PHILADELPHIA (CBS) — New research from the National Institute on Drug Abuse says young adults who use marijuana appear to have an increased risk of suicidal behavior. The results of the study were released on Tuesday.
Medical and recreational use of marijuana is growing with the escalating number of states approving legislation. Doctors say while pot can be beneficial for some, it can be harmful to others.READ MORE: Philadelphia Police: Woman Pedestrian Struck, Killed By Chaotic Driver In Center City, Others Injured In Second Hit-And-Run
Marijuana use is associated with suicidal behavior, according to new research from the National Institute on Drug Abuse. The research covered 280,000 young adults between the ages of 18 to 35.
“The effects were quite large,” NIDA Director Dr. Nora Volkow said.
Volkow, who led the study, said it found suicidal behavior in 3% of people who don’t use pot, 7-9% with occasional and daily use, and 14% of people who are addicted to marijuana have suicidal thoughts and behavior.
“We also found the effects are significantly larger for women than for men,” Volkow said.
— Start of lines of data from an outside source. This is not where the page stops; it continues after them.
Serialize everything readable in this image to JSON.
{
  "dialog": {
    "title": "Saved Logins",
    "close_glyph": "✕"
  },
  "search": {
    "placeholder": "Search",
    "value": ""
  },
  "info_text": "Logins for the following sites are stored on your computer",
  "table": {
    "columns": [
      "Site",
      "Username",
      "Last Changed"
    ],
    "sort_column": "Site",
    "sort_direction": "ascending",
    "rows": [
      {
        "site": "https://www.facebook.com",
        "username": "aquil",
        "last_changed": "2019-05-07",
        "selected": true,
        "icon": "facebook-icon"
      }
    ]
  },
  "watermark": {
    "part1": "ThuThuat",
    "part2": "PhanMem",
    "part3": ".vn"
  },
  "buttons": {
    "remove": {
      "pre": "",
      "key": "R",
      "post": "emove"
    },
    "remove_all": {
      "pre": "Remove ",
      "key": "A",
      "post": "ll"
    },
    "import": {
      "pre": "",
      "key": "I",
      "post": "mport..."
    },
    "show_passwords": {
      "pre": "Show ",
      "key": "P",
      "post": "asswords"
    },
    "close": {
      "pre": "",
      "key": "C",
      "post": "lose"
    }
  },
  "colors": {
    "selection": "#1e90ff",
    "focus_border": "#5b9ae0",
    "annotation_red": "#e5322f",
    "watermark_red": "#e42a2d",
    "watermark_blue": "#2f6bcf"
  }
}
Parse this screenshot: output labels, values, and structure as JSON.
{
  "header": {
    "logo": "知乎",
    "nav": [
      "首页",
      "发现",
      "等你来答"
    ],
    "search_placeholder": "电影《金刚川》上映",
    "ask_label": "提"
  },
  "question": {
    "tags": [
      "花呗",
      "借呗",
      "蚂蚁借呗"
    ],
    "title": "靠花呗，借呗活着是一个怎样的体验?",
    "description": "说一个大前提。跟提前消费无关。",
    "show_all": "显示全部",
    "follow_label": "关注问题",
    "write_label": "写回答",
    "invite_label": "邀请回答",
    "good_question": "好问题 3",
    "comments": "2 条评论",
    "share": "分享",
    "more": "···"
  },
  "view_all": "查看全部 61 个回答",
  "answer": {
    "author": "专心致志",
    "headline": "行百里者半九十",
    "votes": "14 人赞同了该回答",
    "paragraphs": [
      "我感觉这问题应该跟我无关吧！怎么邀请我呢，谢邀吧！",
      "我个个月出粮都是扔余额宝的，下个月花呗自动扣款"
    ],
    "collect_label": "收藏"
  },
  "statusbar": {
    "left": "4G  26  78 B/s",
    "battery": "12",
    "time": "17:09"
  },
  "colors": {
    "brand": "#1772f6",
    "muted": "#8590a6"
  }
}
It’s unclear exactly why women are more at risk. It could be different hormones and brain mechanisms. Also, people who are severely depressed and use pot are at the highest risk of suicidal behavior.READ MORE: CDC's New Mask Guidance In Schools Creates Tense Moments At Central Bucks Board Meeting
“I think it is a very important concern,” Dr. Volkow said.
Cannabis use has more than doubled from 22.6 million users in 2008 to 45.0 million in 2019, and the number of daily users almost tripled from 3.6 million to 9.8 million.
“We also are seeing an increase in the amount of marijuana being consumed, so it’s not just more people consuming it,” Volkow said.
The study, conducted before the pandemic, found an association between cannabis use and suicide, but the cause is unclear.
Researchers say it could be people prone to suicide use cannabis or the drug. There could also be a genetic link.
With rates of depression increasing, doctors say more research is needed to fully understand the link between marijuana use and suicide.MORE NEWS: 'Everyone Keeps Passing The Buck': Tree Threatens Philadelphia Family's Home With No Help In Sight
National Suicide Prevention Lifeline at 1-800-273-TALK (8255).